It’s my second full day in Boulder. I drove eight hours across the length of Nebraska on Monday with a car full of stuff. I made an immediate bad impression with Sugar, but hit it off with Anne. I started work on Tuesday at the Rocky Mountain Institute and today I dove into my special project Cooling the Warming, a book about how buildings impact climate change.
I like Boulder. It is a lovely little town. I am living in a cute neighborhood of tiny bungalows, cottages, and quiet slip-in apartments. I believe it is called Old North Boulder. I can walk down to Pearl Street, a up and coming district of renovation and new construction filled with cute little boutiques, trendy furniture stores, funky import shops, and fancy restaurants. The buildings are all close together and streets are lined with sidewalks and bike lanes. Lest you think this would result in a concrete jungle, there is greenery everywhere. Flowers and trees are growing and blooming, bushes and shrubs flourish, and obnoxious grass lawns are kept to sensible sizes.
There is a Target within walking distance, as well as all the standards, Applebee’s, Wendy’s, and Starbucks. But there are also cute little places called the Spicy Pickle, Red Fish, and Snarf’s. In the other direction is a smaller natural grocer, an integrative pharmacy, and a dozen more reasonably priced restaurants. People walk and bike and ride the bus and I have seen more Prius’ on the busy streets in the last two weeks than my entire time in Nebraska. Yesterday it rained, but you could tell which cars had come down from the high country by the three inches of snow on their roofs.
I work in a nice office, an airy space with skylights and a loft-like feel. I understand it began life as a motorcycle shop.
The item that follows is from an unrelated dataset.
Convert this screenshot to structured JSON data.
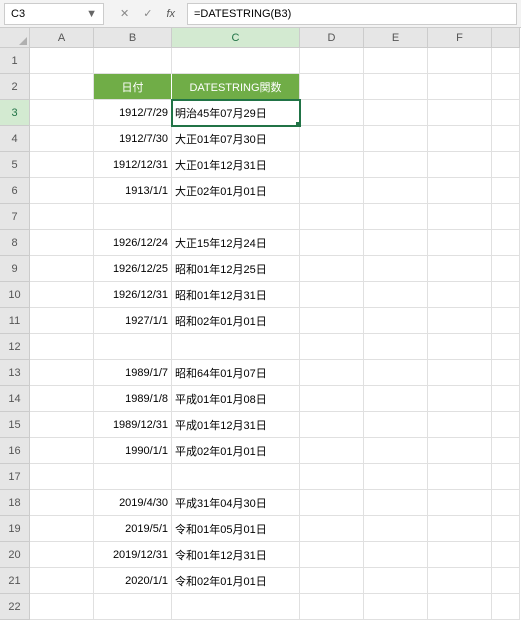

I actually toured it a few years ago when it was home to Oz Architects, who subsequently donated the space to RMI. I work with a group of young, vibrant people about my age and a few seasoned experts to ride herd. RMI provides lunch in the form of the most beautifully stocked kitchen I have ever beheld. In three days I have eaten better than the three weeks prior.
This evening, while Anne was out, I took a chance and let Sugar out of her kennel. We coexisted on the couch, if not easily, then at least quietly. She regards me with her wary mismatched eyes, refusing to wag her mottled tail, but keeping her ears up and alert, not down and sullen like yesterday.
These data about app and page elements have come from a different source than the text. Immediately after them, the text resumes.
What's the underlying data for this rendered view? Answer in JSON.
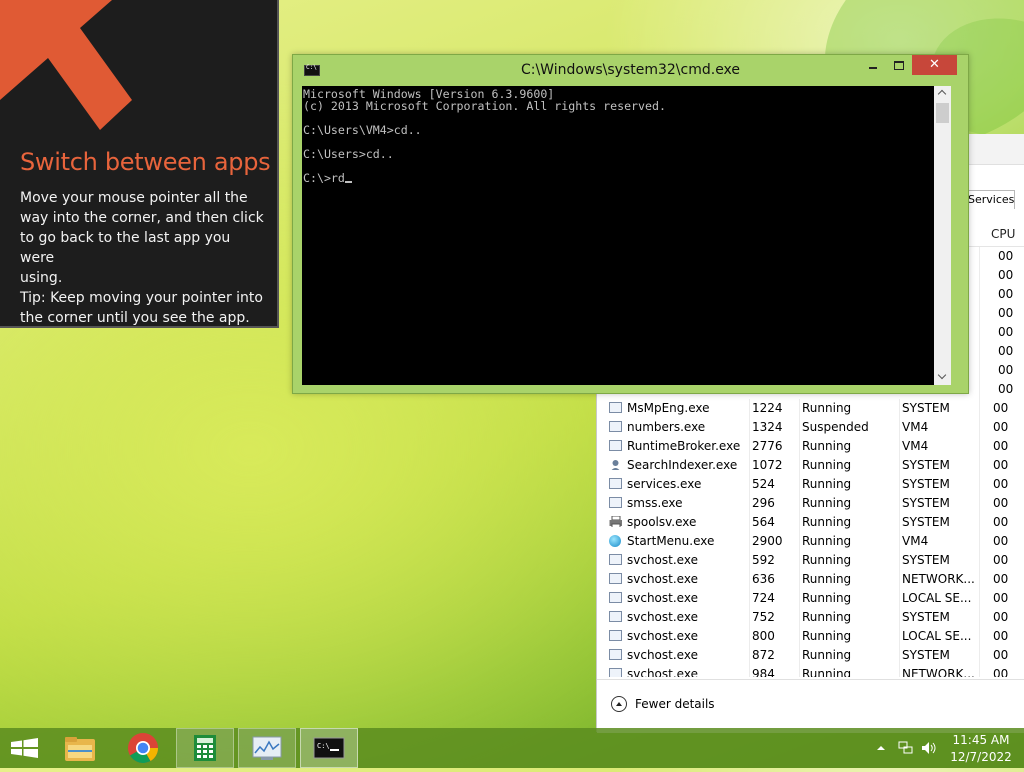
{
  "tip": {
    "title": "Switch between apps",
    "lines": [
      "Move your mouse pointer all the",
      "way into the corner, and then click",
      "to go back to the last app you were",
      "using.",
      "Tip: Keep moving your pointer into",
      "the corner until you see the app."
    ]
  },
  "cmd": {
    "title": "C:\\Windows\\system32\\cmd.exe",
    "close_label": "✕",
    "lines": [
      "Microsoft Windows [Version 6.3.9600]",
      "(c) 2013 Microsoft Corporation. All rights reserved.",
      "",
      "C:\\Users\\VM4>cd..",
      "",
      "C:\\Users>cd..",
      "",
      "C:\\>rd"
    ]
  },
  "taskmgr": {
    "tab_services": "Services",
    "col_cpu": "CPU",
    "hidden_cpu_values": [
      "00",
      "00",
      "00",
      "00",
      "00",
      "00",
      "00",
      "00"
    ],
    "rows": [
      {
        "icon": "window-icon",
        "name": "MsMpEng.exe",
        "pid": "1224",
        "status": "Running",
        "user": "SYSTEM",
        "cpu": "00"
      },
      {
        "icon": "window-icon",
        "name": "numbers.exe",
        "pid": "1324",
        "status": "Suspended",
        "user": "VM4",
        "cpu": "00"
      },
      {
        "icon": "window-icon",
        "name": "RuntimeBroker.exe",
        "pid": "2776",
        "status": "Running",
        "user": "VM4",
        "cpu": "00"
      },
      {
        "icon": "person-icon",
        "name": "SearchIndexer.exe",
        "pid": "1072",
        "status": "Running",
        "user": "SYSTEM",
        "cpu": "00"
      },
      {
        "icon": "window-icon",
        "name": "services.exe",
        "pid": "524",
        "status": "Running",
        "user": "SYSTEM",
        "cpu": "00"
      },
      {
        "icon": "window-icon",
        "name": "smss.exe",
        "pid": "296",
        "status": "Running",
        "user": "SYSTEM",
        "cpu": "00"
      },
      {
        "icon": "printer-icon",
        "name": "spoolsv.exe",
        "pid": "564",
        "status": "Running",
        "user": "SYSTEM",
        "cpu": "00"
      },
      {
        "icon": "globe-icon",
        "name": "StartMenu.exe",
        "pid": "2900",
        "status": "Running",
        "user": "VM4",
        "cpu": "00"
      },
      {
        "icon": "window-icon",
        "name": "svchost.exe",
        "pid": "592",
        "status": "Running",
        "user": "SYSTEM",
        "cpu": "00"
      },
      {
        "icon": "window-icon",
        "name": "svchost.exe",
        "pid": "636",
        "status": "Running",
        "user": "NETWORK...",
        "cpu": "00"
      },
      {
        "icon": "window-icon",
        "name": "svchost.exe",
        "pid": "724",
        "status": "Running",
        "user": "LOCAL SE...",
        "cpu": "00"
      },
      {
        "icon": "window-icon",
        "name": "svchost.exe",
        "pid": "752",
        "status": "Running",
        "user": "SYSTEM",
        "cpu": "00"
      },
      {
        "icon": "window-icon",
        "name": "svchost.exe",
        "pid": "800",
        "status": "Running",
        "user": "LOCAL SE...",
        "cpu": "00"
      },
      {
        "icon": "window-icon",
        "name": "svchost.exe",
        "pid": "872",
        "status": "Running",
        "user": "SYSTEM",
        "cpu": "00"
      },
      {
        "icon": "window-icon",
        "name": "svchost.exe",
        "pid": "984",
        "status": "Running",
        "user": "NETWORK...",
        "cpu": "00"
      }
    ],
    "fewer_details": "Fewer details"
  },
  "taskbar": {
    "items": [
      "start-icon",
      "file-explorer-icon",
      "chrome-icon",
      "calculator-icon",
      "resource-monitor-icon",
      "cmd-icon"
    ],
    "time": "11:45 AM",
    "date": "12/7/2022"
  },
  "colors": {
    "tip_title": "#e8643c",
    "close_button": "#c7473a",
    "window_frame": "#a9d36a"
  }
}
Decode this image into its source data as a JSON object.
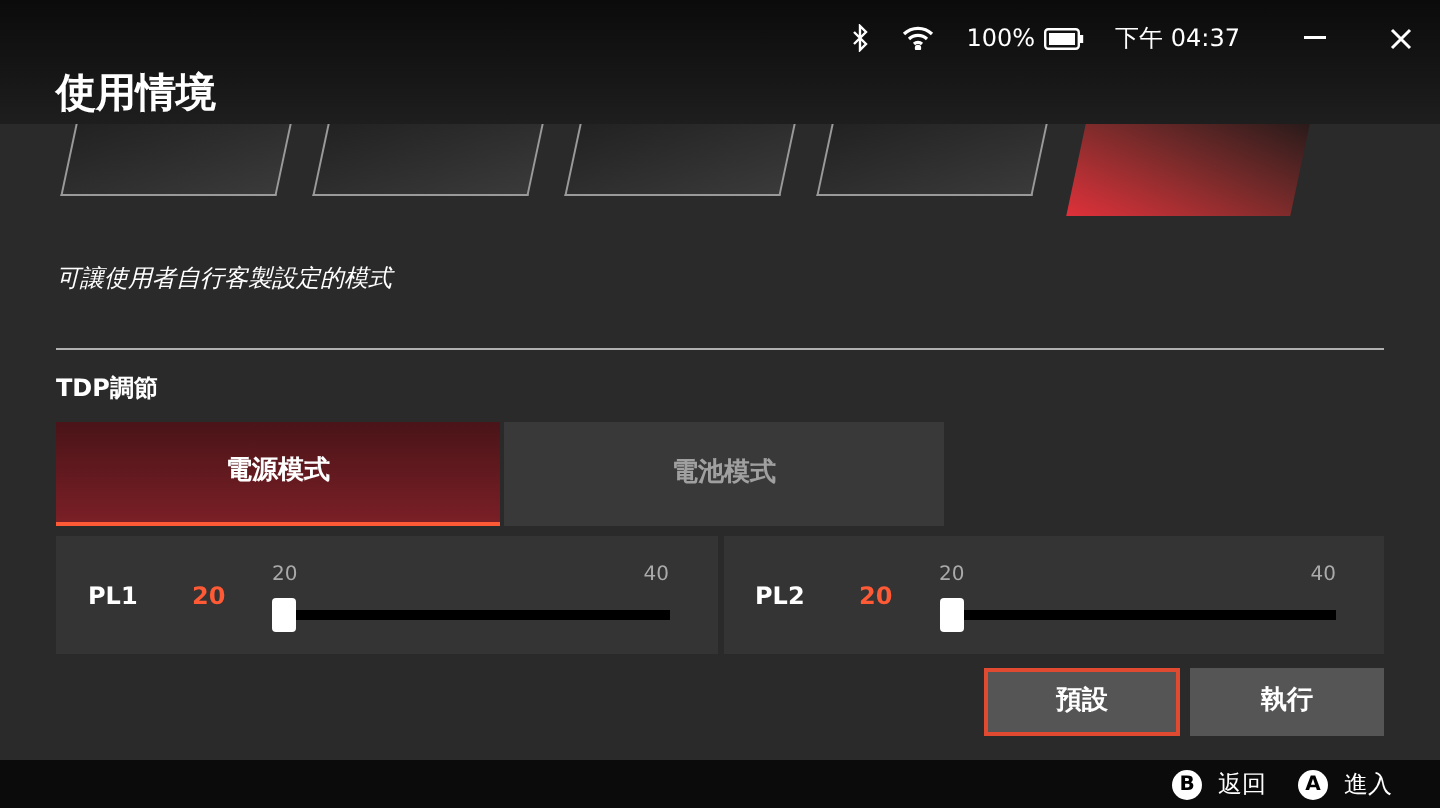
{
  "status_bar": {
    "battery": "100%",
    "time": "下午 04:37"
  },
  "title": "使用情境",
  "modes": [
    {
      "selected": false
    },
    {
      "selected": false
    },
    {
      "selected": false
    },
    {
      "selected": false
    },
    {
      "selected": true
    }
  ],
  "description": "可讓使用者自行客製設定的模式",
  "tdp": {
    "label": "TDP調節",
    "tabs": [
      {
        "label": "電源模式",
        "selected": true
      },
      {
        "label": "電池模式",
        "selected": false
      }
    ],
    "sliders": [
      {
        "name": "PL1",
        "value": "20",
        "min": "20",
        "max": "40",
        "level": 0
      },
      {
        "name": "PL2",
        "value": "20",
        "min": "20",
        "max": "40",
        "level": 0
      }
    ]
  },
  "buttons": [
    {
      "label": "預設",
      "selected": true
    },
    {
      "label": "執行",
      "selected": false
    }
  ],
  "footer": [
    {
      "key": "B",
      "label": "返回"
    },
    {
      "key": "A",
      "label": "進入"
    }
  ]
}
A close friend surprised me by coming down the night I arrived and walking down to Pearl with me to discover a fancy French restaurant and a good bottle of wine. Walking along my street, under the watchful gaze of mature trees, I can see the painted streetscape. Out from their sheltered branches, I can glimpse the vertical majesty of the Flatirons, so very close.
Yes, I think I will like it here.